#### [Problem description]
Exactly how many lines in this listing contain "Page"? Only the number is needed.

Start of Block

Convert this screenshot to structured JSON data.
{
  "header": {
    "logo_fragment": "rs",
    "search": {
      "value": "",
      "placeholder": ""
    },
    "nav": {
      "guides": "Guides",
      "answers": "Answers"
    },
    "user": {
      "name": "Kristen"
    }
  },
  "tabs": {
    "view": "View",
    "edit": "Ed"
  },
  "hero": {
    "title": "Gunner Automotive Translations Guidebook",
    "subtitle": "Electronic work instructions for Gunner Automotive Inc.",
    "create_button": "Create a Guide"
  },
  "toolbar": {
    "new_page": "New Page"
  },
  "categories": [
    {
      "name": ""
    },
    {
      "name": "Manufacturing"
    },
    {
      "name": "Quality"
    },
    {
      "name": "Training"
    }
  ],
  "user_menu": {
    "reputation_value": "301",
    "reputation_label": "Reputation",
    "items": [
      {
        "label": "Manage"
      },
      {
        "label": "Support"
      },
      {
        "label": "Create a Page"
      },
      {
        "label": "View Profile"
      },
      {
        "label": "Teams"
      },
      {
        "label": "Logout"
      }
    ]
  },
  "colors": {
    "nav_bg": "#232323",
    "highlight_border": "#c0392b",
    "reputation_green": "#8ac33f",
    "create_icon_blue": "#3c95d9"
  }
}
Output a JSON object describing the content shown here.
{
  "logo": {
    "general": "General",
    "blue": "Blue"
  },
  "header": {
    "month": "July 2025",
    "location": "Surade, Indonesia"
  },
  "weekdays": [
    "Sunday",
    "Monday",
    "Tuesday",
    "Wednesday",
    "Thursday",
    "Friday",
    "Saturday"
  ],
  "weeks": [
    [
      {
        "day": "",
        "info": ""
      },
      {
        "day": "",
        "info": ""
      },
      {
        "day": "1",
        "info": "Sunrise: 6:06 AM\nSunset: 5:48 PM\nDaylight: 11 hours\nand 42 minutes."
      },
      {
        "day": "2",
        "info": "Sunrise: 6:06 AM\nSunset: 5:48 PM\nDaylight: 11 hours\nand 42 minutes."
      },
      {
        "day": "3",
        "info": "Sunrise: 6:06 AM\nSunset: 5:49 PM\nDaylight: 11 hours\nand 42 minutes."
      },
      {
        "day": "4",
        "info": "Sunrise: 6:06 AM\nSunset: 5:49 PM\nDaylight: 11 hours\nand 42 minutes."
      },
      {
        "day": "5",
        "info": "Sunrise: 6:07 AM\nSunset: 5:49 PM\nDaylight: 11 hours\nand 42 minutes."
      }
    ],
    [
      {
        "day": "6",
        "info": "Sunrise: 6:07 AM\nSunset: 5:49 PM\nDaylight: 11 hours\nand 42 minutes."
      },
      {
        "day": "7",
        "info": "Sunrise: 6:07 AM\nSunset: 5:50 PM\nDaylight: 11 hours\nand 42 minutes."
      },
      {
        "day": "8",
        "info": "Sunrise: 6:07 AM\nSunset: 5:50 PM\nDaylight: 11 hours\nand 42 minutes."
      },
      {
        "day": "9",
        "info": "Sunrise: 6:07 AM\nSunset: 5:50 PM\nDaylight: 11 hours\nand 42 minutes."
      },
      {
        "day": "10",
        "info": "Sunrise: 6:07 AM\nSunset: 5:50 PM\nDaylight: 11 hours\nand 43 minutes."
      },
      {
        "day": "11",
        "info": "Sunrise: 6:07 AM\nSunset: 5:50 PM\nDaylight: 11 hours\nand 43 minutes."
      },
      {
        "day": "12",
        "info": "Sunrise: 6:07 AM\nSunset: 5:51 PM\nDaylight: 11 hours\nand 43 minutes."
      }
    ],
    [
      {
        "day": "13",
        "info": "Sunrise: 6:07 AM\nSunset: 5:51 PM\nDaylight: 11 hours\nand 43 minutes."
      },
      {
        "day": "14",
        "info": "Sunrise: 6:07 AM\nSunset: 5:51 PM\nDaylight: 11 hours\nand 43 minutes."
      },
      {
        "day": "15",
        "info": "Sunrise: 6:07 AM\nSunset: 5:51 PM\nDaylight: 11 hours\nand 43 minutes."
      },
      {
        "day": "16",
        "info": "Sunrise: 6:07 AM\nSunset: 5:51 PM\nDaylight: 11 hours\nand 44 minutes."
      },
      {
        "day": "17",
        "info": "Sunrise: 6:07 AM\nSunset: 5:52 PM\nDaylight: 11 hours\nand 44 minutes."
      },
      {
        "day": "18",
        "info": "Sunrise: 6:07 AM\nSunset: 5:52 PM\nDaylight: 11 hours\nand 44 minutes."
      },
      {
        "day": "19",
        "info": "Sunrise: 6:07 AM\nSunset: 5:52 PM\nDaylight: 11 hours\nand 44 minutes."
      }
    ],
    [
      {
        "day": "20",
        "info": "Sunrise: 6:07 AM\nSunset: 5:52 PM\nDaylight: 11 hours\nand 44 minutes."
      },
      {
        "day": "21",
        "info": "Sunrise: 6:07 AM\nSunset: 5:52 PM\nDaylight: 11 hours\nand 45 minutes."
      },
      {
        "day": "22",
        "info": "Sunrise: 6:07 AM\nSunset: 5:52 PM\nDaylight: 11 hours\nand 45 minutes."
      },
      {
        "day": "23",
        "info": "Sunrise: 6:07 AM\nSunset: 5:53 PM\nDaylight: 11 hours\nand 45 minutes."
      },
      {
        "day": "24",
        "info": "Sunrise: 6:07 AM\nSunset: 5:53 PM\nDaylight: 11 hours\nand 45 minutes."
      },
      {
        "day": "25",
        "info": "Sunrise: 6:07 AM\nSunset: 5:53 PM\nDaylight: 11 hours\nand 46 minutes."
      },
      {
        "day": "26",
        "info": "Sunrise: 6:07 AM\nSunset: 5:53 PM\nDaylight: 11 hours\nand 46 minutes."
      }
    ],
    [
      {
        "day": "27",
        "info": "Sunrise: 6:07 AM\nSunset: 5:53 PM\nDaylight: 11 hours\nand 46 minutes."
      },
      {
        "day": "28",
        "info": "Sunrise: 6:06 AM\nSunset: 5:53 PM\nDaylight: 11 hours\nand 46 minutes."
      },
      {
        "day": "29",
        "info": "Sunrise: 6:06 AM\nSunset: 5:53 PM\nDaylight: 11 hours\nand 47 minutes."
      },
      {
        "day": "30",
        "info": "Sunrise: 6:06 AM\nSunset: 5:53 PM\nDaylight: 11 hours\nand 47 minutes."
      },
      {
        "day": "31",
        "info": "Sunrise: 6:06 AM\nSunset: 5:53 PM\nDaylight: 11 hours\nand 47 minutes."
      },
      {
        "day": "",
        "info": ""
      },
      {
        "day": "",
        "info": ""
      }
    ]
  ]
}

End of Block

#### [Result for this exercise]
2